Music is a huge gift to dementia sufferers, Jones said. The part of the memory that engages with music is the last to succumb to dementia.
Music is not just music — it takes people back to when they were happy.
Breana Jones, program director for the Alzheimer’s Association of Wichita
“We like to get with people about their earliest memories of music,” Jones said. “We try to get people personal iPod lists that family can help us come up with, songs they heard starting in their teens and 20s, music that really resonates with them. There was this song — “We Built This City” by Jefferson Starship — that I heard when my parents took me to Joyland starting when I was eight. Anytime I hear that song ... it takes me back to that. So music is not just music — it takes people back to when they were happy.”
On a recent afternoon, Wagner listened for a few minutes as Meg Beck, a music therapist at Larksfield, played ukulele and sang “Polly Wolly Doodle All Day.”
The half-dozen Larksfield residents with Beck failed to harmonize, but several sang along and others smiled in appreciation of Beck’s lead vocals.
A few days before this, Wagner said, she’d walked in on Beck leading a room full of elders in a performance, all tapping hand chimes to play Beethoven’s Ode to Joy.
“They were real hand chimes and not toy hand chimes,” Wagner said. “And it sounded beautiful.”
Resources for Alzheimer’s disease
▪ The Alzheimer’s Association offers a website with resources and information — http://alz.org/care/overview.asp
▪ Its hotline — 800-272-3900 — is answered 24 hours a day, including weekends to answer questions and offer support.

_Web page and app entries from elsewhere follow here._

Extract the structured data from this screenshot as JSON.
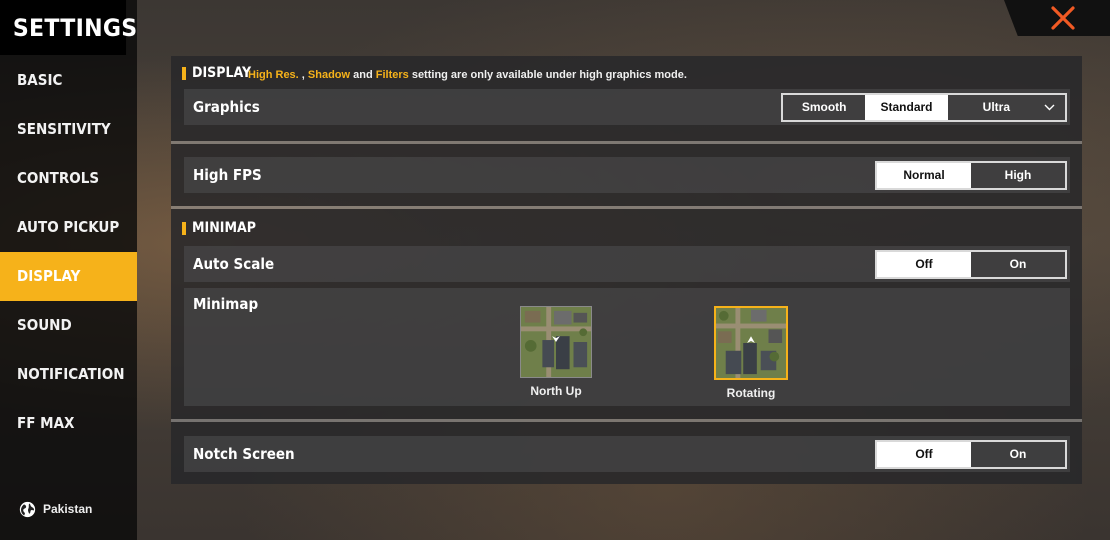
{
  "sidebar": {
    "title": "SETTINGS",
    "items": [
      {
        "label": "BASIC"
      },
      {
        "label": "SENSITIVITY"
      },
      {
        "label": "CONTROLS"
      },
      {
        "label": "AUTO PICKUP"
      },
      {
        "label": "DISPLAY"
      },
      {
        "label": "SOUND"
      },
      {
        "label": "NOTIFICATION"
      },
      {
        "label": "FF MAX"
      }
    ],
    "active": "DISPLAY",
    "region": "Pakistan"
  },
  "display_section": {
    "title": "DISPLAY",
    "note_hl1": "High Res.",
    "note_sep1": " , ",
    "note_hl2": "Shadow",
    "note_sep2": " and ",
    "note_hl3": "Filters",
    "note_rest": " setting are only available under high graphics mode."
  },
  "graphics": {
    "label": "Graphics",
    "options": [
      "Smooth",
      "Standard",
      "Ultra"
    ],
    "selected": "Standard"
  },
  "high_fps": {
    "label": "High FPS",
    "options": [
      "Normal",
      "High"
    ],
    "selected": "Normal"
  },
  "minimap_section": {
    "title": "MINIMAP"
  },
  "auto_scale": {
    "label": "Auto Scale",
    "options": [
      "Off",
      "On"
    ],
    "selected": "Off"
  },
  "minimap": {
    "label": "Minimap",
    "options": [
      "North Up",
      "Rotating"
    ],
    "selected": "Rotating"
  },
  "notch_screen": {
    "label": "Notch Screen",
    "options": [
      "Off",
      "On"
    ],
    "selected": "Off"
  },
  "colors": {
    "accent": "#f6b21a",
    "close": "#f15a24"
  },
  "icons": {
    "close": "close-icon",
    "globe": "globe-icon",
    "dropdown": "chevron-down-icon"
  }
}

▪ The local Alzheimer’s chapter may be reached at 316-267-7333 and has a list of resources, events and support groups.